Encouraging a shift from a savings-oriented culture to increased consumer spending can drive economic growth and reduce reliance on external markets.
This can be achieved through policies that promote wage growth, improve income distribution, and enhance social safety nets.
By boosting domestic consumption, Japan can create a more balanced and resilient economy.
The future outlook for Japan's economic revival is promising but not without challenges.
By addressing demographic obstacles, prioritizing sustainability, implementing effective policy measures, and fostering a culture of innovation and adaptability, Japan can maintain its momentum and secure long-term success.
The lessons learned from its remarkable transformation can serve as inspiration for other nations grappling with similar economic challenges.
Japan's journey from stagnation to soaring success is a testament to the resilience and determination of a nation committed to achieving economic revival and prosperity.

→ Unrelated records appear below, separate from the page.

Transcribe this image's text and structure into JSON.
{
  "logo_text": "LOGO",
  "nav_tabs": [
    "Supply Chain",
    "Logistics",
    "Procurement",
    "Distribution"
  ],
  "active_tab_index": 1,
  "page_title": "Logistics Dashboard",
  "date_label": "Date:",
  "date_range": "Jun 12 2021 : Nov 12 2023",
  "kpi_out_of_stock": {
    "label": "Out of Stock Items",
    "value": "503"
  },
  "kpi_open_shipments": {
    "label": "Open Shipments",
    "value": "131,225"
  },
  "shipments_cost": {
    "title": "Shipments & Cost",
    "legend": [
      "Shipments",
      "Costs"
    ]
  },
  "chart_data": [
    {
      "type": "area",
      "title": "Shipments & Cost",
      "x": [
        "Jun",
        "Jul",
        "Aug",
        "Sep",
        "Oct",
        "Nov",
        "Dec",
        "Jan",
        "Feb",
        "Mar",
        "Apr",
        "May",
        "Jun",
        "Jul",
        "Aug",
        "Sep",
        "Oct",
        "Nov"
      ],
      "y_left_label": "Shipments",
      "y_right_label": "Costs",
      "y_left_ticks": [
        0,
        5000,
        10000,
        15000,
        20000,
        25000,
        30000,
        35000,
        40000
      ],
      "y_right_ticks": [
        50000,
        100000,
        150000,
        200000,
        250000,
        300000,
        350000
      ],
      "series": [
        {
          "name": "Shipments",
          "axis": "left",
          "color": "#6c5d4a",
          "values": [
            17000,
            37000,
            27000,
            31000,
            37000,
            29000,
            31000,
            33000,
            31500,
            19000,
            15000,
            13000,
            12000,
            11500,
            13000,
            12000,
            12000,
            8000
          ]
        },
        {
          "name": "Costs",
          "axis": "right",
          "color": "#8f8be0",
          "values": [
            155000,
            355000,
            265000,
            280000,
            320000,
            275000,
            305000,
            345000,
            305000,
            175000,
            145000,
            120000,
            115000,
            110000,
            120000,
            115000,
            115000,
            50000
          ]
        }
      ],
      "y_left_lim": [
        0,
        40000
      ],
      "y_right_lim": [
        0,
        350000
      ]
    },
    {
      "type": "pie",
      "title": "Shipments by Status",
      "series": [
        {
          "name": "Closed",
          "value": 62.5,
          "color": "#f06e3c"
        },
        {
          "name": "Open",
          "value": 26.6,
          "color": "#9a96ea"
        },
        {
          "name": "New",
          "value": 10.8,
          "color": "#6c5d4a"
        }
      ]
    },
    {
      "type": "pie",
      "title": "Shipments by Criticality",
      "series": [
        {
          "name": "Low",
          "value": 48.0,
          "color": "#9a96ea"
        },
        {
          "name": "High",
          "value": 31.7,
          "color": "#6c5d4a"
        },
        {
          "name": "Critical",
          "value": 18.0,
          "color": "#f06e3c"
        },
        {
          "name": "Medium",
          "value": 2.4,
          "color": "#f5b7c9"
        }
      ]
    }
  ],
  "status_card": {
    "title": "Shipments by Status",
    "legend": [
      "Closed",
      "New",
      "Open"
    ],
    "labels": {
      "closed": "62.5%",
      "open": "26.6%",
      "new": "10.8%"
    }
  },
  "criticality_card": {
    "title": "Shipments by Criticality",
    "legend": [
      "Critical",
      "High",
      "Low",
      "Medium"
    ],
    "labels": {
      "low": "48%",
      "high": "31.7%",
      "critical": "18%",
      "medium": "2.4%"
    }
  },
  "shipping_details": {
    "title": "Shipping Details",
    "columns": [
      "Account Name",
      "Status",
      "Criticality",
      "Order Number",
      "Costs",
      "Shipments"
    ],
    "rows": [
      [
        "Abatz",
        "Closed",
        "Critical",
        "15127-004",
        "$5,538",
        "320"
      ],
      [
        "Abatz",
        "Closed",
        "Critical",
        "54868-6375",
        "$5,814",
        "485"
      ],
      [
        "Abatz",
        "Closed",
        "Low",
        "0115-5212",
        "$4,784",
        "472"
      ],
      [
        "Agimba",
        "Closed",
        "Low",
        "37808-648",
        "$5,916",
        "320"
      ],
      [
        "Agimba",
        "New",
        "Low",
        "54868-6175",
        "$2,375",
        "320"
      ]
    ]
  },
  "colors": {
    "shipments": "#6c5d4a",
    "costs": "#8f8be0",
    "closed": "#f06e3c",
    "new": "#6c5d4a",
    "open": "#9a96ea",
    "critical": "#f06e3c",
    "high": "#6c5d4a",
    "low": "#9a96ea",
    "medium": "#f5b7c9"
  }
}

In conclusion, Japan's economic renaissance represents a remarkable turnaround from the stagnant years of the past.
Through the implementation of bold reforms, strategic policies, and a focus on innovation, Japan has successfully revitalized its economy.
The pillars of this revival, including technological advancements, manufacturing revitalization, and entrepreneurship, have driven growth and created new opportunities.
While challenges remain, such as demographic hurdles and sustainable growth, Japan's commitment to long-term success and its optimistic outlook paves the way for a prosperous future.
Japan's economic renaissance serves as a testament to the nation's resilience, adaptability, and unwavering determination to achieve greatness in the global economic landscape.